The mayoral debate was illuminative, which is more bad news for Pittsburgh (the city and, therefore, the region).
Carmen Robinson appears to be a well-educated, well-meaning, articulate, experienced (law and police), sensible person motivated to contribute to her community. Which means she has nearly no chance of getting within a mile of Pittsburgh's City Hall, so her relative lack of polish is not worth worry.
Patrick Dowd appears to be a highly educated, community-minded, exceptionally articulate and thoughful person with a strong desire to improve his community.

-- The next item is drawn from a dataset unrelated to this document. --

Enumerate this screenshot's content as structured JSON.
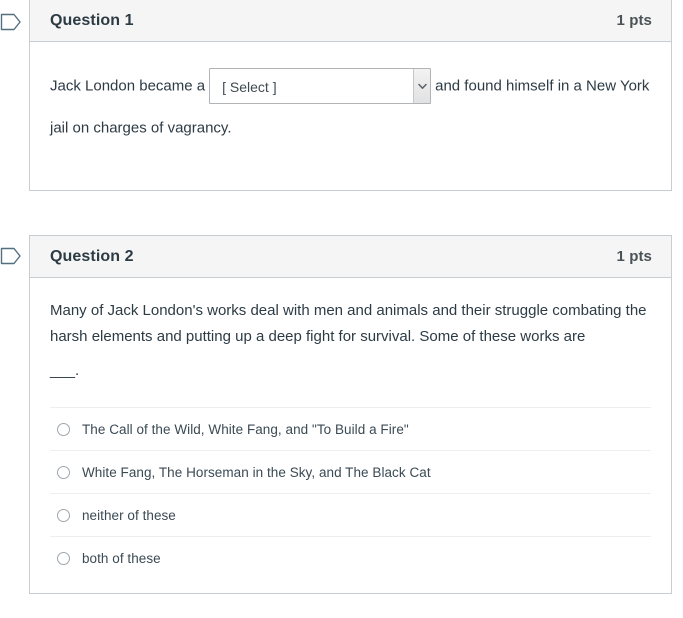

Which means he is substantially handicapped in any election among the diluted gene pool of the remaining City of Pittsburgh electorate.
Luke Ravenstahl is, without doubt, the people's choice (if the people are the members of the City Democratic Committee, those who care more about the Steelers draft than about their children's prospects for college, and those whose livelihoods depend on city contracts and variances). Mayor Ravenstahl is becoming less awkward in public speech, but no less hapless with concepts of even modest complexity.
He referred to Iron City Brewing -- whose latest iteration of heavily subsidized, inadequate management was the beneficiary of millions of dollars in public assistance from the Ravenstahl administration just before it was caught outsourcing jobs to Rochester -- as one of the two economic success stories he could think of. His decision to use forgiveness of Water and Sewer Authority debts to prop up failed management (and deny a Pittsburgh icon a chance at a fresh start) likely doomed the brewery. (For a quantified assessment of the wisdom of the mayor's investment of public funds in Iron City Brewing, check the Propositions Board, right).
He crowed about Pittsburgh's "most livable" label without mentioning -- probably because he couldn't recognize the point on pain of losing beer privileges at Steelers games -- that the portions of the metropolitan area that earn the award are the Upper St. Clairs, Franklin Parks, Fox Chapels, Hamptons and Sewickleys (good schools, effective government, nice houses at nice prices courtesy of a moribund local economy). There might be four or five city neighborhoods that aren't leaden drags on the region's "most livable" calculations . . . or there might not be that many.
The mayor also boasted about the city's fiscal trajectory (a tailspin), the Pittsburgh Promise (unfunded and an impediment to collecting from "not-for-profit" entities) and city government's commitment to public safety (strange, so soon after the Stanton Heights tragedy illustrated the consequences of years of shortchanged training and equipment for police officers).
Some debate-point-scorers might survey the details and conclude that the mayor stumbled severely, but across a dying city the City Democratic Committee members exchanged properly confident high-fives concerning their endorsed candidate . . . the leeches who fund city campaigns smiled and nodded smugly concerning the security of their investments . . . and city voters continued their March of the Penguins Fans toward a straight-ticket walk for Mayor Ravenstahl.